→ **DATA FOR ANALYSIS**:
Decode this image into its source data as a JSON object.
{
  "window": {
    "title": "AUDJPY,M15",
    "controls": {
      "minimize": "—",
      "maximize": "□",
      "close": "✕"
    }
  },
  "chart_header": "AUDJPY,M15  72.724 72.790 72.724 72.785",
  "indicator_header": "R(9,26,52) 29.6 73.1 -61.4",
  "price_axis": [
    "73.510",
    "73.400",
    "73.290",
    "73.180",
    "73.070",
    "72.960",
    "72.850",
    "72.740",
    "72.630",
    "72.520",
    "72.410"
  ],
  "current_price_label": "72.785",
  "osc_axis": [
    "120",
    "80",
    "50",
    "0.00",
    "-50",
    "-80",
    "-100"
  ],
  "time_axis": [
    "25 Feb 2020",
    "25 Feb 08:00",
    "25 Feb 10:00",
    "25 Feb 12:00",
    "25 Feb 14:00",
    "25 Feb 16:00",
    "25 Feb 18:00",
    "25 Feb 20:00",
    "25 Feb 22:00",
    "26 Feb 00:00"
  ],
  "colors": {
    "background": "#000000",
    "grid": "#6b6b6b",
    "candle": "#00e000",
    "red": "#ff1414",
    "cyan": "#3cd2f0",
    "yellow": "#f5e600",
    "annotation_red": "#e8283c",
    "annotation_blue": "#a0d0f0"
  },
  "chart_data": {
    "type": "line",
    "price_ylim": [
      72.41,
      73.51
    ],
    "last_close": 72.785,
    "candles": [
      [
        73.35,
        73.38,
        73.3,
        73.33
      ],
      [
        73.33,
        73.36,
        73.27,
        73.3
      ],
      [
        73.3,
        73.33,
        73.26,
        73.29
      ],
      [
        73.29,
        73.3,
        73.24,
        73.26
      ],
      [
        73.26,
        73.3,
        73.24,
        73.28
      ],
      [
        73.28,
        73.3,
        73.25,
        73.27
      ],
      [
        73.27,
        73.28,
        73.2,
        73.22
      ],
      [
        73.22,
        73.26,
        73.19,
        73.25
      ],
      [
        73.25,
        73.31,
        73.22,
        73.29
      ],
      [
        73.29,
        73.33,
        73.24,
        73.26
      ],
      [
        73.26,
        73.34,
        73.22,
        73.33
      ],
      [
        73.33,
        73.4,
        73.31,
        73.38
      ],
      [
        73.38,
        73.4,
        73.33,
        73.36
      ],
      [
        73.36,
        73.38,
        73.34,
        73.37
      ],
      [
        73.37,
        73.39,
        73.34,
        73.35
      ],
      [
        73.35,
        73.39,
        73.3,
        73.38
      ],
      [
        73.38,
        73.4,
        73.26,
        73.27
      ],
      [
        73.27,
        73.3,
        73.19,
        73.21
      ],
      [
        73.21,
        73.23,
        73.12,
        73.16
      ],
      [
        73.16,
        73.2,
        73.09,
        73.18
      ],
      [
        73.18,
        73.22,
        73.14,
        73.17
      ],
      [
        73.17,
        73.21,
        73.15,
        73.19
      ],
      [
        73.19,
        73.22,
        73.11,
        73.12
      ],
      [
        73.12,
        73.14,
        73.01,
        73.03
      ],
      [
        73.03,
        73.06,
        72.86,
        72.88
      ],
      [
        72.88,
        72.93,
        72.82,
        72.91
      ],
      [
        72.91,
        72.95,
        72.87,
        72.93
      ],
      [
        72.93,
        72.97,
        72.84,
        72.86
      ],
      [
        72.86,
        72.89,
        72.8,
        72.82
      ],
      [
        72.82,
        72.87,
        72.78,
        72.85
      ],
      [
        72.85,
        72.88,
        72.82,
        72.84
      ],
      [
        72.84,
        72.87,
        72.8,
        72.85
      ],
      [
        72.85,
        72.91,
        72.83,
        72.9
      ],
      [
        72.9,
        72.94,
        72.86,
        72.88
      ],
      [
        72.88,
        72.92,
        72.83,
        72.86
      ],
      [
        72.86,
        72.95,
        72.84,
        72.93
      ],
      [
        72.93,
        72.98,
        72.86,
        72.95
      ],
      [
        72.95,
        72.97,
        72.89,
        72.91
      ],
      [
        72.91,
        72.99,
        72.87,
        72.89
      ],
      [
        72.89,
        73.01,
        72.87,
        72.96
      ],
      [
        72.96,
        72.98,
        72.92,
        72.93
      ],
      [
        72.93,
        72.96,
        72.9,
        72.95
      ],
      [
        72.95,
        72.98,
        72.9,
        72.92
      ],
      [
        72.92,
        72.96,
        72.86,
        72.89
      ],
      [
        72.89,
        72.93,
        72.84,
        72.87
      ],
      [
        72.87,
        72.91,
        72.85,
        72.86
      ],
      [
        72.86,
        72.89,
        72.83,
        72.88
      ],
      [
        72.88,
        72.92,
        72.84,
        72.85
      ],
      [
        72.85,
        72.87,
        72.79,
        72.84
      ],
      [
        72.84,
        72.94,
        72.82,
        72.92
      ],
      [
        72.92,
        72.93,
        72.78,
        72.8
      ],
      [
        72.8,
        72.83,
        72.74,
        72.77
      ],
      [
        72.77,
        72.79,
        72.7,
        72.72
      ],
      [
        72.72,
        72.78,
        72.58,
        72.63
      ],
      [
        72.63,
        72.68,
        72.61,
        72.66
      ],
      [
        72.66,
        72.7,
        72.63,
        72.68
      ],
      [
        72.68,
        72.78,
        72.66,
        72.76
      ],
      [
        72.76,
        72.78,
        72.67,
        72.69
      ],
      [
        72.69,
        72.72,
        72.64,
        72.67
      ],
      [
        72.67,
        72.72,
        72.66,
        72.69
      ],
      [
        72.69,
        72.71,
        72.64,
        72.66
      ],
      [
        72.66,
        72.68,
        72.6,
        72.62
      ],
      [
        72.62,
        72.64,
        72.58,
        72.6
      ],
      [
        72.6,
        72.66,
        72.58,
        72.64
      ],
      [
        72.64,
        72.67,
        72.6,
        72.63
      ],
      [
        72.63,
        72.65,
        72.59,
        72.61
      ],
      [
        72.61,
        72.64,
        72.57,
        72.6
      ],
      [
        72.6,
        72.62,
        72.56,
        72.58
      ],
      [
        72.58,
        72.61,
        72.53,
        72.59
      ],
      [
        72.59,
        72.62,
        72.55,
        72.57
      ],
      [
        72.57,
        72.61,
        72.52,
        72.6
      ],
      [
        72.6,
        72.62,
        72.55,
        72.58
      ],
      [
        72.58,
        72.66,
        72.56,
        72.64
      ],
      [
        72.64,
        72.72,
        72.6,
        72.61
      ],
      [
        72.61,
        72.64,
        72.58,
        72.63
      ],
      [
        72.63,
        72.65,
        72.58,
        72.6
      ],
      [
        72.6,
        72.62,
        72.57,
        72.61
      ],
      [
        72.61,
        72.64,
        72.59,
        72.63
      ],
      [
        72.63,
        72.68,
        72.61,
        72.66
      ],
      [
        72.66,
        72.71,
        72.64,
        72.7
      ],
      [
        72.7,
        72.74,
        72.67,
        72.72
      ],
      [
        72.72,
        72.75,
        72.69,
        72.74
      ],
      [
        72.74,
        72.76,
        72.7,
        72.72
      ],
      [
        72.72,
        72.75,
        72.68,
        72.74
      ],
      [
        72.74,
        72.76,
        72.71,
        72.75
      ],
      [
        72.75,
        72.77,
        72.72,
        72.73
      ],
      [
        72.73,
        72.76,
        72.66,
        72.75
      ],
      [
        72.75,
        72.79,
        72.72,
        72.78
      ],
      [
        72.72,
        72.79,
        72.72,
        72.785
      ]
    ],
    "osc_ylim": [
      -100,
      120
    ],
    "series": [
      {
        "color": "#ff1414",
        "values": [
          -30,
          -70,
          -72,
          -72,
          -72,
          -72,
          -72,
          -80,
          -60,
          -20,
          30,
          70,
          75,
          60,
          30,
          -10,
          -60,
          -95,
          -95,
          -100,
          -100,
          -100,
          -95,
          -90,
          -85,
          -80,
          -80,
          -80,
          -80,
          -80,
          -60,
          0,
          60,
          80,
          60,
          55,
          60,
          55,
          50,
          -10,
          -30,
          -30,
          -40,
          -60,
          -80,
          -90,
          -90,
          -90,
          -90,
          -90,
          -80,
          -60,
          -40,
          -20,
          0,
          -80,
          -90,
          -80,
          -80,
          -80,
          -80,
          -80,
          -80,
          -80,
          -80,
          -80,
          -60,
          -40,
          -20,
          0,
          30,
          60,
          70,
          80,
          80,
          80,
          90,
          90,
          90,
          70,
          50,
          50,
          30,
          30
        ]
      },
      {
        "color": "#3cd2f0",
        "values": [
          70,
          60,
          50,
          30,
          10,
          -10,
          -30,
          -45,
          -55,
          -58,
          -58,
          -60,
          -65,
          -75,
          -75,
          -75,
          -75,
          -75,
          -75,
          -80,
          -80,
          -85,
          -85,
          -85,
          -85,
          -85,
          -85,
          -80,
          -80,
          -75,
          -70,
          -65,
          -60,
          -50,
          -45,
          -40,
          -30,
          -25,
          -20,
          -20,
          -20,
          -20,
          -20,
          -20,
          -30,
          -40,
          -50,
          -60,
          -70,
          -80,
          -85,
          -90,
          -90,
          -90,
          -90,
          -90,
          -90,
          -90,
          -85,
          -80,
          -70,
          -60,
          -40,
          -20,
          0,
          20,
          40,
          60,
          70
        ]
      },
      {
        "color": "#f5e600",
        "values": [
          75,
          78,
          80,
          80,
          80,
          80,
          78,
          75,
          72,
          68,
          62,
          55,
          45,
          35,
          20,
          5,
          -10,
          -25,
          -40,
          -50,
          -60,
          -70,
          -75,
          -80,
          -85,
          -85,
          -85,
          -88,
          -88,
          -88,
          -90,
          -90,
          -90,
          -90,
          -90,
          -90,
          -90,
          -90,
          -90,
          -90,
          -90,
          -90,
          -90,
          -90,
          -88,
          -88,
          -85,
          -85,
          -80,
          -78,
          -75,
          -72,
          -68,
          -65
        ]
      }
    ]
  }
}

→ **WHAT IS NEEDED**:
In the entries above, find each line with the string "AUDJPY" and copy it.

→ **FINAL ANSWER**:
    "title": "AUDJPY,M15",
  "chart_header": "AUDJPY,M15  72.724 72.790 72.724 72.785",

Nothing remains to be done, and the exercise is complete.